» Task item
The required output is the lines from the one with "Parse this screenshot: output" through the end of the data, repeated verbatim, with no pictures included.

Dataset excerpts section start

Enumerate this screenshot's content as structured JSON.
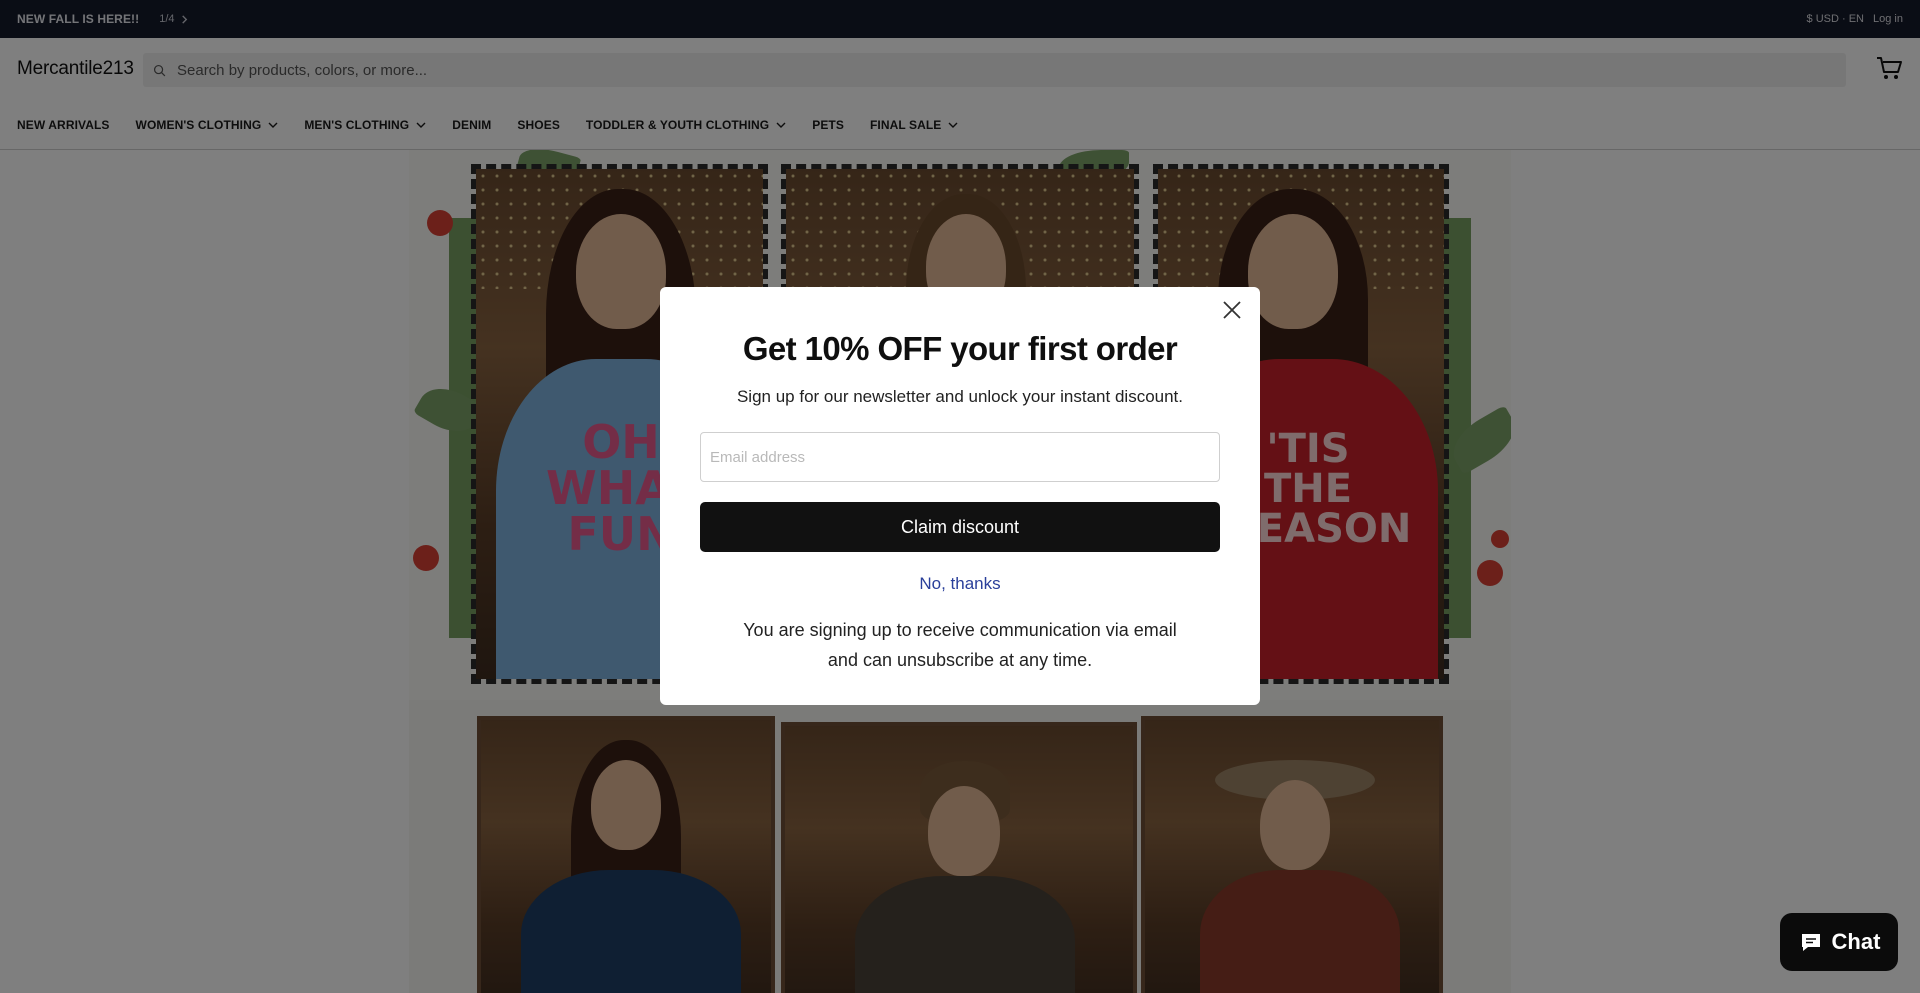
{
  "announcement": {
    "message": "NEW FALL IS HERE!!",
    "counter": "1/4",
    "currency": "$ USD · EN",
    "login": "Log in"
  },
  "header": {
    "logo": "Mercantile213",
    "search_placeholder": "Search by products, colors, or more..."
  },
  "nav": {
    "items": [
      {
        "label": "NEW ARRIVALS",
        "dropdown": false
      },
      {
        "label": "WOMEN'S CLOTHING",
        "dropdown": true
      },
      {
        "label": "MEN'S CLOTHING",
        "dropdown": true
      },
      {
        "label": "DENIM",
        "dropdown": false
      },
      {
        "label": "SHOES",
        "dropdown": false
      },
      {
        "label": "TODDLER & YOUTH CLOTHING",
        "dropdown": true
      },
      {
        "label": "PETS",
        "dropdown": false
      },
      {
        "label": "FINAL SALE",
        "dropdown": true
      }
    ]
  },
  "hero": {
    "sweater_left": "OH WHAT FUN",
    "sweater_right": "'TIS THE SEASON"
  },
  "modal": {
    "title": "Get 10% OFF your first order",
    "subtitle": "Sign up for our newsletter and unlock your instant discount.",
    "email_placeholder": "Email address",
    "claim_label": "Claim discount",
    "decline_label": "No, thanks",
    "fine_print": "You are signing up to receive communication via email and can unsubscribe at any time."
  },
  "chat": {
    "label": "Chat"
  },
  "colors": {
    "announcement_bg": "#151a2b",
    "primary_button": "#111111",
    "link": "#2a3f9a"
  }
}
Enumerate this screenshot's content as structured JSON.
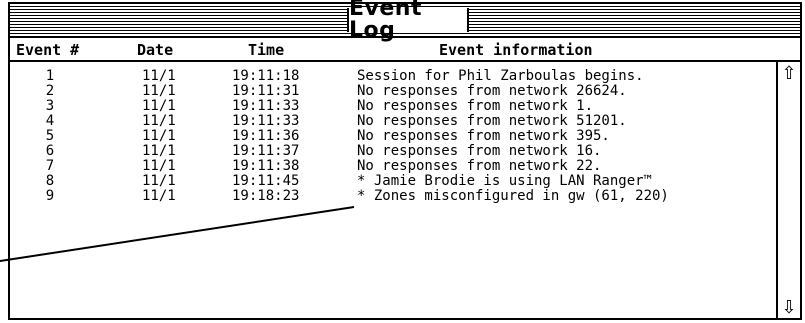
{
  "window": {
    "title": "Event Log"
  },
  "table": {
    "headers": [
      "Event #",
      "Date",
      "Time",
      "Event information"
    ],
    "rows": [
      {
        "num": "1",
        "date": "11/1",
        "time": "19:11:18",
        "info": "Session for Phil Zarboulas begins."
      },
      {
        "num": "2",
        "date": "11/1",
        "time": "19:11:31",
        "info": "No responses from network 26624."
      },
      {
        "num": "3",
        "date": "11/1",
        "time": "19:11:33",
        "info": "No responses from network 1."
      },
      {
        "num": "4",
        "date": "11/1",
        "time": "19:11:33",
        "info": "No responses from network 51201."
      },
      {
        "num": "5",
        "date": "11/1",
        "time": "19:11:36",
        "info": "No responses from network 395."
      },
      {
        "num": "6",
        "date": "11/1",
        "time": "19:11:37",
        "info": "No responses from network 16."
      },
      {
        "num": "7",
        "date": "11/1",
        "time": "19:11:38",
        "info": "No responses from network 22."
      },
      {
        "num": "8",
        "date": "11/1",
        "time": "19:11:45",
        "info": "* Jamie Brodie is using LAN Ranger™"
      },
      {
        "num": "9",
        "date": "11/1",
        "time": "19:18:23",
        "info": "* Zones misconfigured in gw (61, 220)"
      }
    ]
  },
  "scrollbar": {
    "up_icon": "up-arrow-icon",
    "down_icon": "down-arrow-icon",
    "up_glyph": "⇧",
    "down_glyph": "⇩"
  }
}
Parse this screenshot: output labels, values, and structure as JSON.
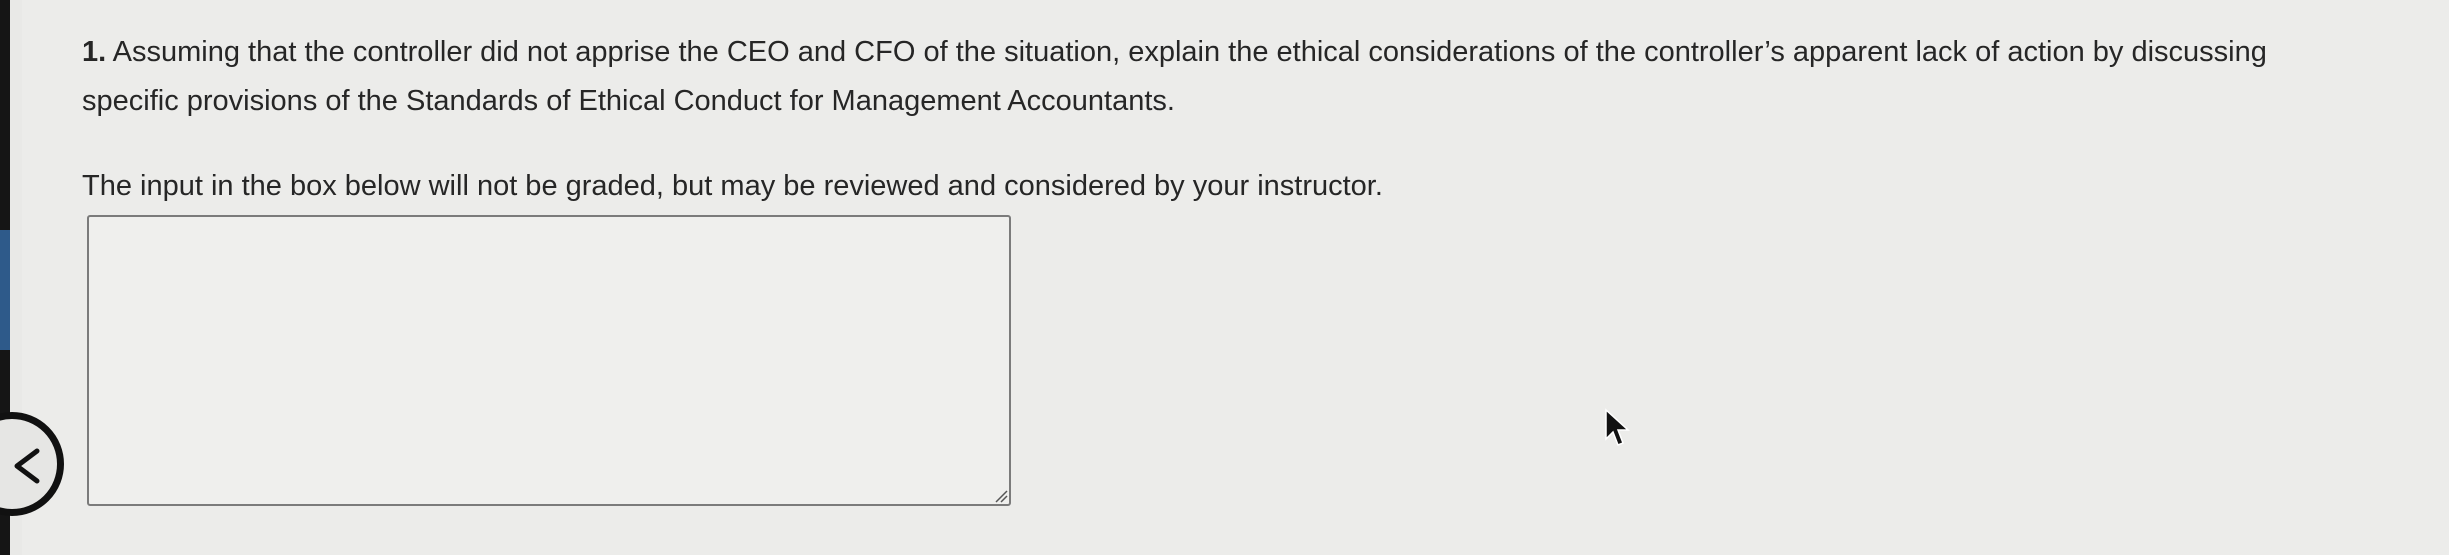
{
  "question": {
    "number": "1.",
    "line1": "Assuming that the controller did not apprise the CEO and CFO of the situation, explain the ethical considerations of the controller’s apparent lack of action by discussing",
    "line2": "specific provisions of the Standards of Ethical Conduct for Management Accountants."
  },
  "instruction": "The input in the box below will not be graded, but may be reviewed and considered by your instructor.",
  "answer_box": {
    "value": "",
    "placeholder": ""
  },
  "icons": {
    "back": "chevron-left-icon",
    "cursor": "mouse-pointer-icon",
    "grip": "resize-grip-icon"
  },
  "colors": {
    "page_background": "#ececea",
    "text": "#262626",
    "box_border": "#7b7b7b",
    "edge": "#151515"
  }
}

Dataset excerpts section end

» Answer to the exercise
Parse this screenshot: output labels, values, and structure as JSON.
{
  "question": {
    "number": "1.",
    "line1": "Assuming that the controller did not apprise the CEO and CFO of the situation, explain the ethical considerations of the controller’s apparent lack of action by discussing",
    "line2": "specific provisions of the Standards of Ethical Conduct for Management Accountants."
  },
  "instruction": "The input in the box below will not be graded, but may be reviewed and considered by your instructor.",
  "answer_box": {
    "value": "",
    "placeholder": ""
  },
  "icons": {
    "back": "chevron-left-icon",
    "cursor": "mouse-pointer-icon",
    "grip": "resize-grip-icon"
  },
  "colors": {
    "page_background": "#ececea",
    "text": "#262626",
    "box_border": "#7b7b7b",
    "edge": "#151515"
  }
}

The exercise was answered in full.